- Opening Delimiter -

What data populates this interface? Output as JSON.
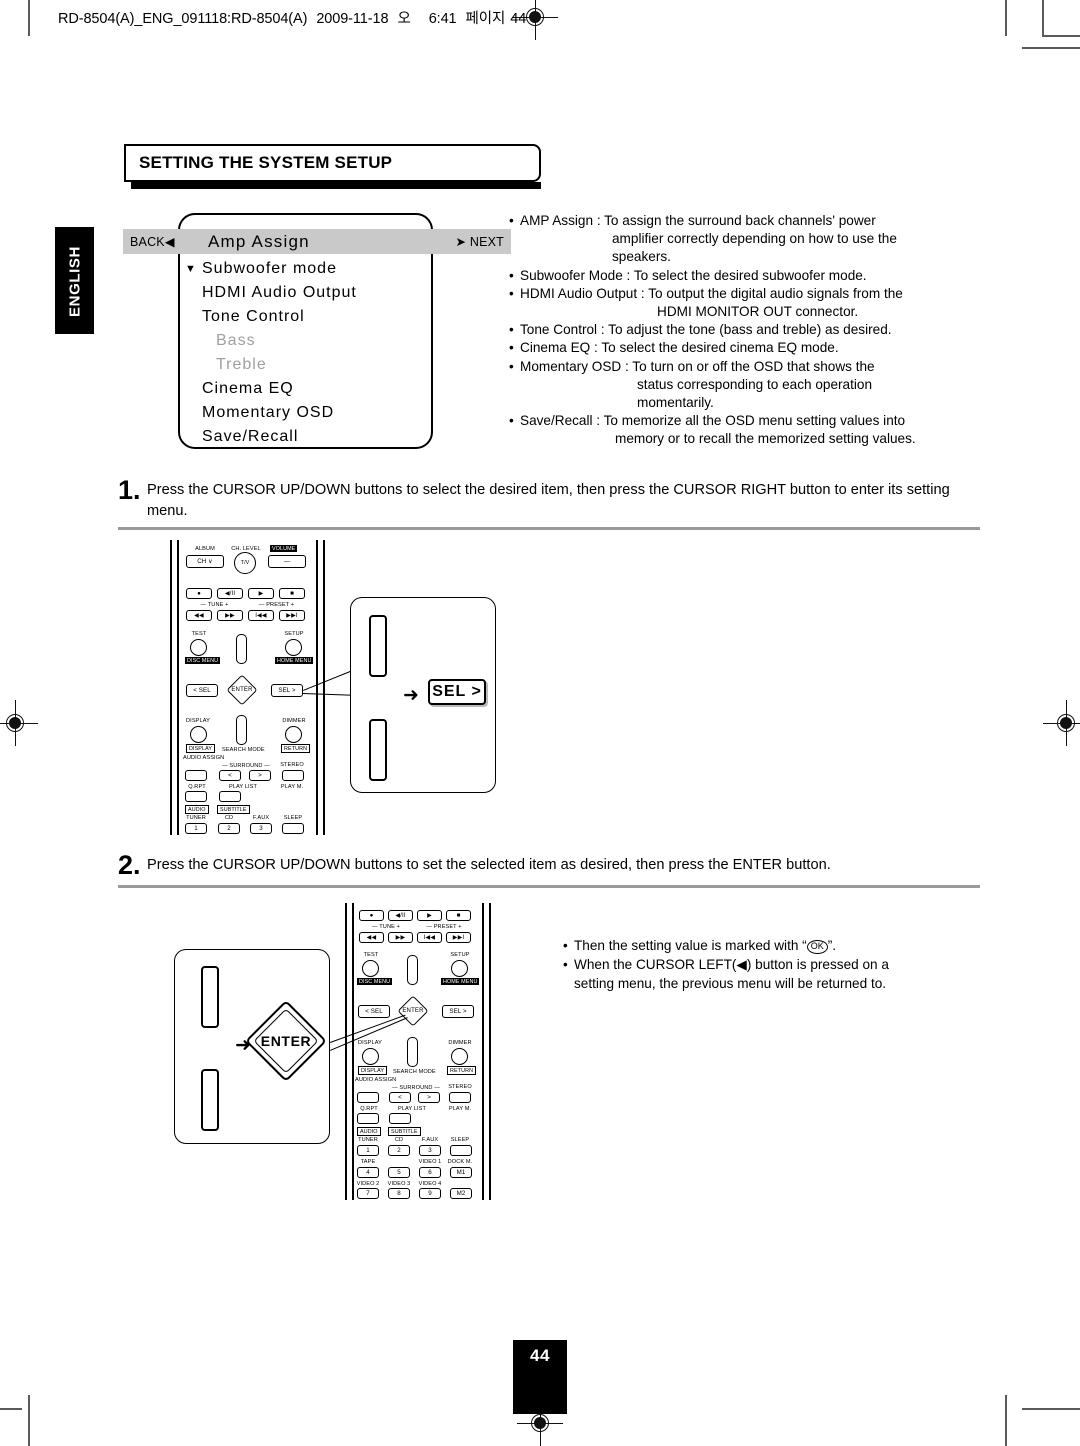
{
  "header": {
    "file_ref": "RD-8504(A)_ENG_091118:RD-8504(A)",
    "date": "2009-11-18",
    "ampm": "오",
    "time": "6:41",
    "page_label": "페이지",
    "page_number": "44"
  },
  "sidebar": {
    "language_tab": "ENGLISH"
  },
  "title": "SETTING THE SYSTEM SETUP",
  "osd": {
    "back_label": "BACK",
    "back_arrow": "◀",
    "next_arrow": "➤",
    "next_label": "NEXT",
    "selected_title": "Amp Assign",
    "caret": "▼",
    "items": [
      {
        "label": "Subwoofer mode",
        "dim": false,
        "caret": true
      },
      {
        "label": "HDMI Audio Output",
        "dim": false,
        "caret": false
      },
      {
        "label": "Tone Control",
        "dim": false,
        "caret": false
      },
      {
        "label": "Bass",
        "dim": true,
        "caret": false
      },
      {
        "label": "Treble",
        "dim": true,
        "caret": false
      },
      {
        "label": "Cinema EQ",
        "dim": false,
        "caret": false
      },
      {
        "label": "Momentary OSD",
        "dim": false,
        "caret": false
      },
      {
        "label": "Save/Recall",
        "dim": false,
        "caret": false
      }
    ]
  },
  "bullets": [
    {
      "lines": [
        "AMP Assign : To assign the surround back channels' power",
        "amplifier correctly depending on how to use the",
        "speakers."
      ],
      "indents": [
        0,
        92,
        92
      ]
    },
    {
      "lines": [
        "Subwoofer Mode : To select the desired subwoofer mode."
      ],
      "indents": [
        0
      ]
    },
    {
      "lines": [
        "HDMI Audio Output : To output the digital audio signals from the",
        "HDMI MONITOR OUT connector."
      ],
      "indents": [
        0,
        137
      ]
    },
    {
      "lines": [
        "Tone Control : To adjust the tone (bass and treble) as desired."
      ],
      "indents": [
        0
      ]
    },
    {
      "lines": [
        "Cinema EQ : To select the desired cinema EQ mode."
      ],
      "indents": [
        0
      ]
    },
    {
      "lines": [
        "Momentary OSD : To turn on or off the OSD that shows the",
        "status corresponding to each operation",
        "momentarily."
      ],
      "indents": [
        0,
        118,
        118
      ]
    },
    {
      "lines": [
        "Save/Recall : To memorize all the OSD menu setting values into",
        "memory or to recall the memorized setting values."
      ],
      "indents": [
        0,
        95
      ]
    }
  ],
  "steps": [
    {
      "number": "1.",
      "text": "Press the CURSOR UP/DOWN buttons to select the desired item, then press the CURSOR RIGHT button to enter its setting menu."
    },
    {
      "number": "2.",
      "text": "Press the CURSOR UP/DOWN buttons to set the selected item as desired, then press the ENTER button."
    }
  ],
  "callouts": {
    "step1_button": "SEL >",
    "step2_button": "ENTER",
    "arrow": "➜"
  },
  "notes": [
    {
      "lines": [
        "Then the setting value is marked with “",
        "”."
      ],
      "glyph": "OK"
    },
    {
      "lines": [
        "When the CURSOR LEFT(◀) button is pressed on a",
        "setting menu, the previous menu will be returned to."
      ]
    }
  ],
  "remote": {
    "top_labels": {
      "album": "ALBUM",
      "ch_level": "CH. LEVEL",
      "volume": "VOLUME"
    },
    "ch_button": "CH ∨",
    "tv_knob": "T/V",
    "volume_button": "—",
    "transport": [
      "●",
      "◀/II",
      "▶",
      "■"
    ],
    "tune_label": "—  TUNE  +",
    "preset_label": "—  PRESET  +",
    "skip": [
      "◀◀",
      "▶▶",
      "I◀◀",
      "▶▶I"
    ],
    "test": "TEST",
    "setup": "SETUP",
    "disc_menu": "DISC MENU",
    "home_menu": "HOME MENU",
    "sel_left": "< SEL",
    "enter": "ENTER",
    "sel_right": "SEL >",
    "display": "DISPLAY",
    "dimmer": "DIMMER",
    "display_box": "DISPLAY",
    "return_box": "RETURN",
    "search_mode": "SEARCH MODE",
    "audio_assign": "AUDIO ASSIGN",
    "surround": "—  SURROUND  —",
    "stereo": "STEREO",
    "surr_left": "<",
    "surr_right": ">",
    "q_rpt": "Q.RPT",
    "play_list": "PLAY LIST",
    "play_m": "PLAY M.",
    "audio_box": "AUDIO",
    "subtitle_box": "SUBTITLE",
    "num_labels_row1": [
      "TUNER",
      "CD",
      "F.AUX",
      "SLEEP"
    ],
    "num_row1": [
      "1",
      "2",
      "3",
      ""
    ],
    "num_labels_row2": [
      "TAPE",
      "",
      "VIDEO 1",
      "DOCK M."
    ],
    "num_row2": [
      "4",
      "5",
      "6",
      "M1"
    ],
    "num_labels_row3": [
      "VIDEO 2",
      "VIDEO 3",
      "VIDEO 4",
      ""
    ],
    "num_row3": [
      "7",
      "8",
      "9",
      "M2"
    ]
  },
  "colors": {
    "osd_bar": "#c9c9c9",
    "dim_text": "#a0a0a0",
    "rule": "#9a9a9a",
    "black": "#000000"
  }
}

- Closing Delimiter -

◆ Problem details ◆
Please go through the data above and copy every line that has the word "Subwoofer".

◆ Result of the task ◆
        "label": "Subwoofer mode",
        "Subwoofer Mode : To select the desired subwoofer mode."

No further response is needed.